[Task statement] Your answer must contain each line of the listing in which "Last" appears, copied in full.

[Information]
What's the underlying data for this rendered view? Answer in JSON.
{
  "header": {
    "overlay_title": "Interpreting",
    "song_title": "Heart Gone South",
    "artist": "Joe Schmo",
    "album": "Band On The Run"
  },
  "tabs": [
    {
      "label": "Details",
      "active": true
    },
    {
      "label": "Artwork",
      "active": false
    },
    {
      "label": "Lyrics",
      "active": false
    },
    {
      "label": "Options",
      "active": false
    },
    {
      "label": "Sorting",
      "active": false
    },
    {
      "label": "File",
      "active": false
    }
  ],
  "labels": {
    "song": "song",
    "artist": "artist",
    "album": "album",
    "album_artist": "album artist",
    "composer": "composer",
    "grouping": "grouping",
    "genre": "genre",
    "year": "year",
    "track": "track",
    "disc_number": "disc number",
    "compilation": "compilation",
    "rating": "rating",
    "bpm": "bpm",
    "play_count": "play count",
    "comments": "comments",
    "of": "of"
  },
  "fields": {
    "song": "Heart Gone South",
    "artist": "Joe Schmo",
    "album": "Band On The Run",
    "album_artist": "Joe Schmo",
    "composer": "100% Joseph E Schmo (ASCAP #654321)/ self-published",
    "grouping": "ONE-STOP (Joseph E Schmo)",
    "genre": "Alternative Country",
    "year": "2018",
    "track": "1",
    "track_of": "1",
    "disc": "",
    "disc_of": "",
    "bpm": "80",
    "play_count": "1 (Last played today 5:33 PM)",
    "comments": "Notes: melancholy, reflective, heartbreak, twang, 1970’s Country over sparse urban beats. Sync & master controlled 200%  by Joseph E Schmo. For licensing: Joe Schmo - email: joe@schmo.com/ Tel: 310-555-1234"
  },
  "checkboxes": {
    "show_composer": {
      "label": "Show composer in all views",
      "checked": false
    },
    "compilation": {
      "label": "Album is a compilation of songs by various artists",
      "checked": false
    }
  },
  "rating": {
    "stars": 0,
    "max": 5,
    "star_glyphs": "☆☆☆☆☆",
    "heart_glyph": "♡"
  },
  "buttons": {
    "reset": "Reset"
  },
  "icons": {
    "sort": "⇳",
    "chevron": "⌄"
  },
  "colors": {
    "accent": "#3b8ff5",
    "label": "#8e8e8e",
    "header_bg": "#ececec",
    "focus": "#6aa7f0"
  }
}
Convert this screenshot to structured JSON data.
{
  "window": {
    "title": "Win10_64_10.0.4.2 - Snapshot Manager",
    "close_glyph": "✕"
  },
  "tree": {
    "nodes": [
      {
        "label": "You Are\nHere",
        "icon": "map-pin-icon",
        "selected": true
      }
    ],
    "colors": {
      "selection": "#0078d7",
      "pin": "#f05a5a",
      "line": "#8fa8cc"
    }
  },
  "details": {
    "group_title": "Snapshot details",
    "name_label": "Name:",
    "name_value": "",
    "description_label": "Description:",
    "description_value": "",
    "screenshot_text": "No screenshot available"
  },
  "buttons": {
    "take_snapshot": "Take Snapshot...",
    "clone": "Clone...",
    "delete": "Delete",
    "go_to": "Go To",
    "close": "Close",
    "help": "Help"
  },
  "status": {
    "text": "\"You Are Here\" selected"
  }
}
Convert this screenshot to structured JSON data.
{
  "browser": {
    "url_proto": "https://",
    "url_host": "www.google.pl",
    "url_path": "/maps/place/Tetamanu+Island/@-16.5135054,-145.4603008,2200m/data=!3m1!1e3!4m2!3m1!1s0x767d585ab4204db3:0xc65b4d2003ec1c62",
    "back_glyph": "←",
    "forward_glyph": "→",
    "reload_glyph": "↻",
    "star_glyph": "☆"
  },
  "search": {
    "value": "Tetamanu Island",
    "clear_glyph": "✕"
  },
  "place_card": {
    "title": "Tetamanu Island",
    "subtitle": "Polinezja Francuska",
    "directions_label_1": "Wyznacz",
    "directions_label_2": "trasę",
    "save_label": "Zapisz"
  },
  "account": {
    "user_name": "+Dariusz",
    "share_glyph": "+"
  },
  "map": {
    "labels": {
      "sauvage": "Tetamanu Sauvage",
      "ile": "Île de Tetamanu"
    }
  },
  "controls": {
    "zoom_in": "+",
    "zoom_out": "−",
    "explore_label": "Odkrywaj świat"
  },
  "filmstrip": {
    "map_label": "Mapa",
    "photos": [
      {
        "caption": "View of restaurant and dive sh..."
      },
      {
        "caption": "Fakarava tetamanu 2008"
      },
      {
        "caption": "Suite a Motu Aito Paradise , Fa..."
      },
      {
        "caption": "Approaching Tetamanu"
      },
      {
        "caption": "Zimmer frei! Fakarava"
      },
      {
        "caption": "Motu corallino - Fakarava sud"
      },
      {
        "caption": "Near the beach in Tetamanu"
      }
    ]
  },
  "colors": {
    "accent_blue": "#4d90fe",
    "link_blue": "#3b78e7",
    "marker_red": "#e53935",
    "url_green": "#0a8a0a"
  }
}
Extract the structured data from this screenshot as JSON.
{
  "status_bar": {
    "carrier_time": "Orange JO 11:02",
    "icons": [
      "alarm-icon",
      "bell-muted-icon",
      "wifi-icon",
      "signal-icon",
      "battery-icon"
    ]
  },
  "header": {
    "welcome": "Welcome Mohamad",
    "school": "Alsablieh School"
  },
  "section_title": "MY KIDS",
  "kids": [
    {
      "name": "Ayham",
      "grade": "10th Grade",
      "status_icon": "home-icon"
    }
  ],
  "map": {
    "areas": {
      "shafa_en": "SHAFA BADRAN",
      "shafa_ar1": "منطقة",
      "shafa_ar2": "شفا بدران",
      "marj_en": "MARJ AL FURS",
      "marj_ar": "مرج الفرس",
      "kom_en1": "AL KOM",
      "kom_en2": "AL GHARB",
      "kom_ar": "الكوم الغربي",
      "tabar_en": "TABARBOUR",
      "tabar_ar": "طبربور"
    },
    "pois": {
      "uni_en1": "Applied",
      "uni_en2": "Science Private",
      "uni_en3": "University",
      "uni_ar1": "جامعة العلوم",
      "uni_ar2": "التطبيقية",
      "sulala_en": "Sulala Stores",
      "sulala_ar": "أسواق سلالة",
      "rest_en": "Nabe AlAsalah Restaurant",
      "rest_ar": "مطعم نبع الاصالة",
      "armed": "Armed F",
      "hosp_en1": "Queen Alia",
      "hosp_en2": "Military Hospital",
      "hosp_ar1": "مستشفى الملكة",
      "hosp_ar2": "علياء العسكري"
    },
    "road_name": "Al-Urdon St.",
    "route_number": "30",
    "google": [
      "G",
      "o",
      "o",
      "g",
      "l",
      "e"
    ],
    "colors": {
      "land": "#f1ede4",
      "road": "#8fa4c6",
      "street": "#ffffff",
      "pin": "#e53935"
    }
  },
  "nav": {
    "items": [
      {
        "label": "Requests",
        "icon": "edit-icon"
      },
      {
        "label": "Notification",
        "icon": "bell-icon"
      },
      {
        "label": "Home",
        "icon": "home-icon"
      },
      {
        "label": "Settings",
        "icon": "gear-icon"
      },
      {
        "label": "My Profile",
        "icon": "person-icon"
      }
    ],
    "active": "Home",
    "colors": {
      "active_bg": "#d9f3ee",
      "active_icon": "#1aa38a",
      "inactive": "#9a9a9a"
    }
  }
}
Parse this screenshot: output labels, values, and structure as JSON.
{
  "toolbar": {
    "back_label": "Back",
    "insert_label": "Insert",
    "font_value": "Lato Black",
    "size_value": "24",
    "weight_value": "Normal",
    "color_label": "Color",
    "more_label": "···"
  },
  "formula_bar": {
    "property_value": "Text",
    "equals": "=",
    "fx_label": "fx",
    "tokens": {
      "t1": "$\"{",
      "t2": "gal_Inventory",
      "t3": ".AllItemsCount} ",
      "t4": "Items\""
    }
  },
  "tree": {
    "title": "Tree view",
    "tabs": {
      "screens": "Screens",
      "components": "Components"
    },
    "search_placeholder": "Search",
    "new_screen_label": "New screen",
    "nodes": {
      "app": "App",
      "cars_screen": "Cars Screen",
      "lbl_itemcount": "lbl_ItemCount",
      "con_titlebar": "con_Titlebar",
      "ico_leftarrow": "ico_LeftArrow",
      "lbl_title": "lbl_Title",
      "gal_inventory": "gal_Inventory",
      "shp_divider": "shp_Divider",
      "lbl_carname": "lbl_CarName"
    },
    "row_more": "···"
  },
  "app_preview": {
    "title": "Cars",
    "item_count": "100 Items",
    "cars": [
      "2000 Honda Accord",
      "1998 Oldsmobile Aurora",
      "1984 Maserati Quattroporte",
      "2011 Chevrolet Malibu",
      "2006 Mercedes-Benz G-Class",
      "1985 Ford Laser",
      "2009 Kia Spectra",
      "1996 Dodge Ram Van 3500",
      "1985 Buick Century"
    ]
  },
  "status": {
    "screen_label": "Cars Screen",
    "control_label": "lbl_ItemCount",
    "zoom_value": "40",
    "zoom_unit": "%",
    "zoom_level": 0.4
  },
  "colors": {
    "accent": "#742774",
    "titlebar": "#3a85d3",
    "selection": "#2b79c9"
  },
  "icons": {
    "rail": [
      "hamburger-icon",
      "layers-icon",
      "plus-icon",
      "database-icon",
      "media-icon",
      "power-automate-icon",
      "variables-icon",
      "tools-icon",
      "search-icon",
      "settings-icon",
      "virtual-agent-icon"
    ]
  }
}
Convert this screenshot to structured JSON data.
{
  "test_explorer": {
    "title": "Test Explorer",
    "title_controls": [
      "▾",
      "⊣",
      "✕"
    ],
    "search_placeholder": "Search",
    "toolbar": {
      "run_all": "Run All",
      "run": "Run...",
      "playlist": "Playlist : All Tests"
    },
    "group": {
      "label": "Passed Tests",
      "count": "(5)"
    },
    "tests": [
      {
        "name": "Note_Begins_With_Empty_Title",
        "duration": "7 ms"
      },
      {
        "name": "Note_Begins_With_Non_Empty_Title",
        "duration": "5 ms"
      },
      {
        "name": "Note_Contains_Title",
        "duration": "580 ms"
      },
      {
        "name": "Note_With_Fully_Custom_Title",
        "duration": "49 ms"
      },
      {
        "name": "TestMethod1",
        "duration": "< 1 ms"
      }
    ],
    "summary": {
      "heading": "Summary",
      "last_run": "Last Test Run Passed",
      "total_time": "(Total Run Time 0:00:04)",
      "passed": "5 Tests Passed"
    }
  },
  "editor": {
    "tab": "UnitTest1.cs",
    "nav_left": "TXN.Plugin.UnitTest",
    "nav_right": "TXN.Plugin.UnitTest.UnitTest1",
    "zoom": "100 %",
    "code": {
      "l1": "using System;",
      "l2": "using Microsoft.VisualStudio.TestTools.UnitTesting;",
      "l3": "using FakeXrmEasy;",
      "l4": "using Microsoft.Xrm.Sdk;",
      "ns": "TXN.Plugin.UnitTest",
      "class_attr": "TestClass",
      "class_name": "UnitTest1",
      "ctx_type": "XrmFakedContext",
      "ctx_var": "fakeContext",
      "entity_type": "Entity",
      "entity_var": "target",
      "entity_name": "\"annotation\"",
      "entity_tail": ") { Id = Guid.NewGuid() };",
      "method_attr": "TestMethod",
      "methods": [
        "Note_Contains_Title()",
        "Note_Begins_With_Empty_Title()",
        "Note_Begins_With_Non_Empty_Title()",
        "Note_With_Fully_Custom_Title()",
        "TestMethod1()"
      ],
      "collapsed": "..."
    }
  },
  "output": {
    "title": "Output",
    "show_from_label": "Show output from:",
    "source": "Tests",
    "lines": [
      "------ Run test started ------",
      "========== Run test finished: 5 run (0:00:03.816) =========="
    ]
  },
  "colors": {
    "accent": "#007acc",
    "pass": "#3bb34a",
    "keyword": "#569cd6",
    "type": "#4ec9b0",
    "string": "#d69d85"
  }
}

[Result of this exercise]
    "play_count": "1 (Last played today 5:33 PM)",
      "last_run": "Last Test Run Passed",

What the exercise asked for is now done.